As you flip through the pages of this edition of TILE, you will see we are covering tile care and maintenance. When it comes to this subject, education is important. TILE attended a seminar given by Rod Sigman, Business Development Manager of Technical Installation & Care Systems at Custom Building Products, during Total Solutions Plus, which was held last fall. In his presentation, Sigman hit on many points related to tile care and maintenance.

Speaking to a room primarily of installers and distributors, Sigman explained how many customers are unaware of the benefits of sealers. “For every 100-plus bags of grout sold, only one gallon of sealer is sold,” he said. “Here is your opportunity for growth. A lot of customers don’t have all that information — that the extra dollar for the sealer is worth it.”

Sigman went on to say, “At most, about one in 10 jobs that should be sealed actually gets sealed.”

Some of the more obvious reasons to recommend sealer to a customer include stain resistance, to make the tile or stone product cleanable and to stop it from getting dirty if it is an outdoor application. There are also different types of sealers to be considered when selecting one for a particular job.

Maintenance is also an important subject, and according to Sigman, they go hand in hand. “You’re never going to get years out of a sealer without the right maintenance products,” he said. “If a sealer is only going to last five or six months, who wants that? The real answer is sealers shouldn’t only last that long. They should last years. And, we need to put the right system together [for that].”

While this subject should be among the priorities when it comes to tile installations, there are currently no definitive standards to follow or reference. “The one challenge on our side of the business is there are no industry standards for tile maintenance products,” said Sigman. “For installing tile and stone — there are ANSI standards for them, the TCNA Handbook and the NTCA Reference manual, and all kinds of best practices and test methods and installation methods — but there is no such thing as standards for sealers, so it makes it a little challenging to see if this sealer meets this standard or if it passes some sort of industry benchmark or guideline because unfortunately, these don’t exist.”

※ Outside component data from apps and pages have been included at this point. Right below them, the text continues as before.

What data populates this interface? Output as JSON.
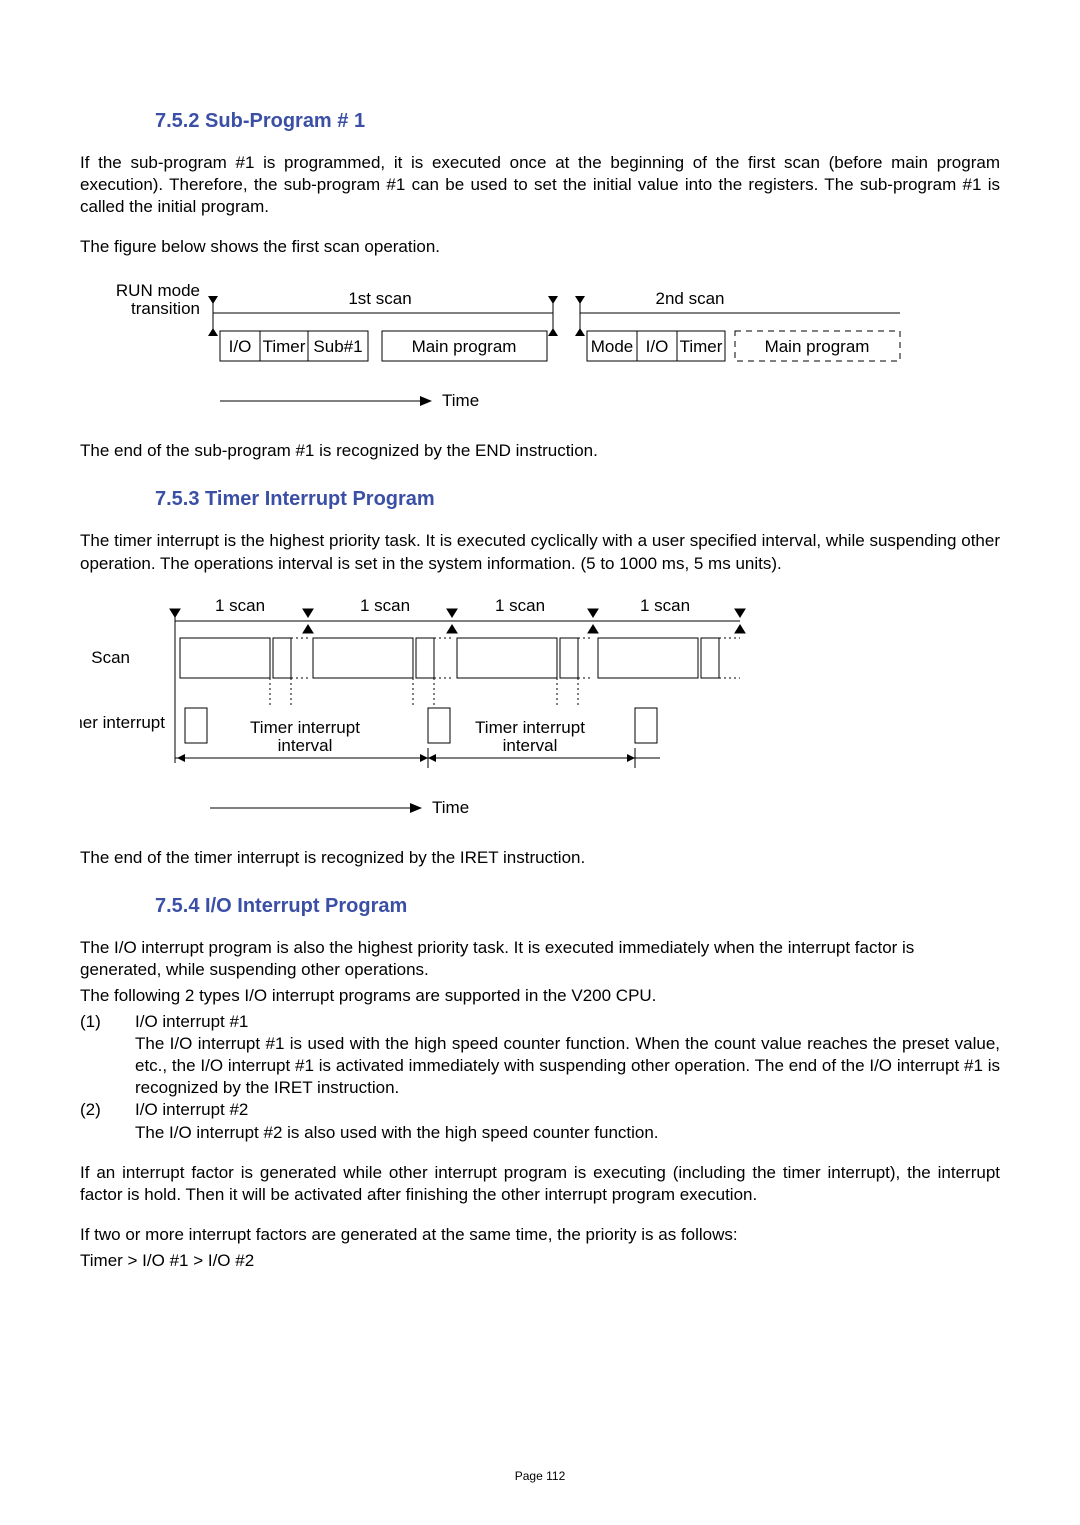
{
  "sec1": {
    "heading": "7.5.2  Sub-Program # 1",
    "p1": "If the sub-program #1 is programmed, it is executed once at the beginning of the first scan (before main program execution).  Therefore, the sub-program #1 can be used to set the initial value into the registers.  The sub-program #1 is called the initial program.",
    "p2": "The figure below shows the first scan operation.",
    "p3": "The end of the sub-program #1 is recognized by the END instruction."
  },
  "fig1": {
    "run_mode": "RUN mode",
    "transition": "transition",
    "scan1": "1st scan",
    "scan2": "2nd scan",
    "io": "I/O",
    "timer": "Timer",
    "sub1": "Sub#1",
    "main": "Main program",
    "mode": "Mode",
    "time": "Time"
  },
  "sec2": {
    "heading": "7.5.3   Timer Interrupt Program",
    "p1": "The timer interrupt is the highest priority task. It is executed cyclically with a user specified interval, while suspending other operation.   The operations interval is set in the system information. (5 to 1000 ms, 5 ms units).",
    "p2": "The end of the timer interrupt is recognized by the IRET instruction."
  },
  "fig2": {
    "one_scan": "1 scan",
    "scan": "Scan",
    "timer_interrupt": "Timer interrupt",
    "interval1": "Timer interrupt",
    "interval2": "interval",
    "time": "Time"
  },
  "sec3": {
    "heading": "7.5.4  I/O Interrupt Program",
    "p1": "The I/O interrupt program is also the highest priority task. It is executed immediately when the interrupt factor is generated, while suspending other operations.",
    "p2": "The following 2 types I/O interrupt programs are supported in the V200 CPU.",
    "item1_num": "(1)",
    "item1_title": "I/O interrupt #1",
    "item1_body": "The I/O interrupt #1 is used with the high speed counter function. When the count value reaches the preset value, etc., the I/O interrupt #1 is activated immediately with suspending other operation. The end of the I/O interrupt #1 is recognized by the IRET instruction.",
    "item2_num": "(2)",
    "item2_title": "I/O interrupt #2",
    "item2_body": "The I/O interrupt #2 is also used with the high speed counter function.",
    "p3": "If an interrupt factor is generated while other interrupt program is executing (including the timer interrupt), the interrupt factor is hold. Then it will be activated after finishing the other interrupt program execution.",
    "p4": "If two or more interrupt factors are generated at the same time, the priority is as follows:",
    "p5": "Timer > I/O #1 > I/O #2"
  },
  "page_num": "Page 112"
}
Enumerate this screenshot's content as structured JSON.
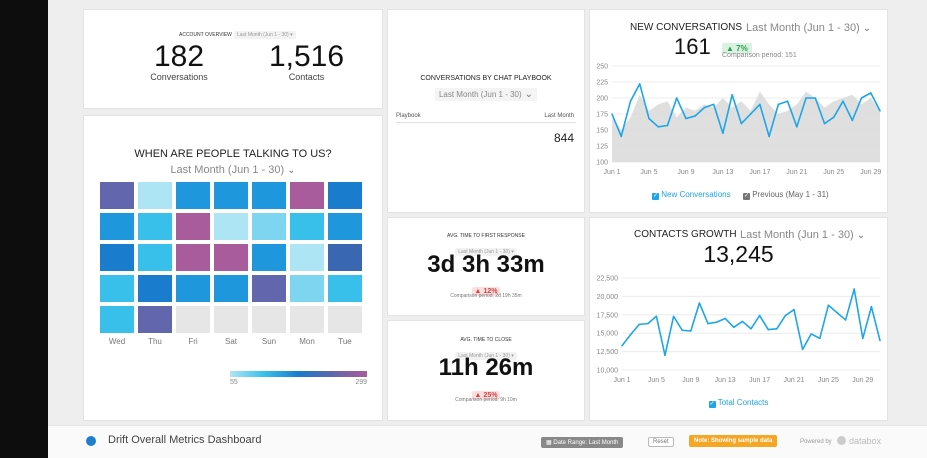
{
  "dashboard_title": "Drift Overall Metrics Dashboard",
  "account_overview": {
    "label": "ACCOUNT OVERVIEW",
    "period": "Last Month (Jun 1 - 30)",
    "conversations_value": "182",
    "conversations_label": "Conversations",
    "contacts_value": "1,516",
    "contacts_label": "Contacts"
  },
  "heatmap": {
    "title": "WHEN ARE PEOPLE TALKING TO US?",
    "period": "Last Month (Jun 1 - 30)",
    "days": [
      "Wed",
      "Thu",
      "Fri",
      "Sat",
      "Sun",
      "Mon",
      "Tue"
    ],
    "legend_min": "55",
    "legend_max": "299",
    "colors": {
      "very_low": "#aee5f5",
      "low": "#7dd5ef",
      "mid": "#38c0ea",
      "mid_high": "#1f97dc",
      "high": "#1a7ccc",
      "higher": "#3a67b1",
      "top": "#6166ad",
      "purple": "#a85c9b",
      "empty": "#e6e6e6"
    },
    "cells": [
      [
        "top",
        "very_low",
        "mid_high",
        "mid_high",
        "mid_high",
        "purple",
        "high"
      ],
      [
        "mid_high",
        "mid",
        "purple",
        "very_low",
        "low",
        "mid",
        "mid_high"
      ],
      [
        "high",
        "mid",
        "purple",
        "purple",
        "mid_high",
        "very_low",
        "higher"
      ],
      [
        "mid",
        "high",
        "mid_high",
        "mid_high",
        "top",
        "low",
        "mid"
      ],
      [
        "mid",
        "top",
        "empty",
        "empty",
        "empty",
        "empty",
        "empty"
      ]
    ]
  },
  "playbook": {
    "title": "CONVERSATIONS BY CHAT PLAYBOOK",
    "period": "Last Month (Jun 1 - 30)",
    "col_playbook": "Playbook",
    "col_value": "Last Month",
    "row_value": "844"
  },
  "first_response": {
    "title": "AVG. TIME TO FIRST RESPONSE",
    "period": "Last Month (Jun 1 - 30)",
    "value": "3d 3h 33m",
    "change": "12%",
    "comparison": "Comparison period: 2d 19h 35m"
  },
  "time_to_close": {
    "title": "AVG. TIME TO CLOSE",
    "period": "Last Month (Jun 1 - 30)",
    "value": "11h 26m",
    "change": "25%",
    "comparison": "Comparison period: 9h 10m"
  },
  "new_conversations": {
    "title": "NEW CONVERSATIONS",
    "period": "Last Month (Jun 1 - 30)",
    "value": "161",
    "change": "7%",
    "comparison": "Comparison period: 151",
    "legend_current": "New Conversations",
    "legend_previous": "Previous (May 1 - 31)"
  },
  "contacts_growth": {
    "title": "CONTACTS GROWTH",
    "period": "Last Month (Jun 1 - 30)",
    "value": "13,245",
    "legend": "Total Contacts"
  },
  "footer": {
    "date_range": "Date Range: Last Month",
    "reset": "Reset",
    "note": "Note: Showing sample data",
    "powered_by": "Powered by",
    "brand": "databox"
  },
  "colors": {
    "line": "#1ea6e6",
    "area_prev": "#d9d9d9",
    "note_bg": "#f5a623",
    "red": "#d64545",
    "green": "#2e9d4f"
  },
  "chart_data": [
    {
      "type": "line",
      "title": "NEW CONVERSATIONS",
      "x_ticks": [
        "Jun 1",
        "Jun 5",
        "Jun 9",
        "Jun 13",
        "Jun 17",
        "Jun 21",
        "Jun 25",
        "Jun 29"
      ],
      "ylim": [
        100,
        250
      ],
      "y_ticks": [
        100,
        125,
        150,
        175,
        200,
        225,
        250
      ],
      "series": [
        {
          "name": "New Conversations",
          "values": [
            175,
            140,
            195,
            222,
            168,
            155,
            157,
            200,
            168,
            172,
            185,
            190,
            145,
            205,
            160,
            175,
            190,
            140,
            190,
            195,
            155,
            200,
            200,
            160,
            170,
            195,
            165,
            200,
            208,
            180
          ]
        },
        {
          "name": "Previous (May 1 - 31)",
          "values": [
            170,
            150,
            170,
            205,
            180,
            190,
            195,
            170,
            185,
            180,
            190,
            185,
            200,
            185,
            195,
            180,
            210,
            190,
            175,
            180,
            190,
            210,
            200,
            185,
            195,
            200,
            205,
            190,
            200,
            180
          ]
        }
      ]
    },
    {
      "type": "line",
      "title": "CONTACTS GROWTH",
      "x_ticks": [
        "Jun 1",
        "Jun 5",
        "Jun 9",
        "Jun 13",
        "Jun 17",
        "Jun 21",
        "Jun 25",
        "Jun 29"
      ],
      "ylim": [
        10000,
        22500
      ],
      "y_ticks": [
        10000,
        12500,
        15000,
        17500,
        20000,
        22500
      ],
      "series": [
        {
          "name": "Total Contacts",
          "values": [
            13300,
            14800,
            16200,
            16300,
            17300,
            12000,
            17300,
            15400,
            15300,
            19100,
            16300,
            16500,
            17000,
            15800,
            16600,
            15600,
            17400,
            15500,
            15600,
            17400,
            18200,
            12800,
            14900,
            14300,
            18800,
            17800,
            16800,
            21000,
            14300,
            18600,
            14000
          ]
        }
      ]
    }
  ]
}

These are just a few highlights from the article “Preserving the life of tile and stone.” To read more details about the importance of sealing and maintaining tile and stone products, turn to page 22 of this issue of TILE. Additionally, you can find a round-up of some of the latest product developments in this area, in the Product Showcase, beginning on page 16.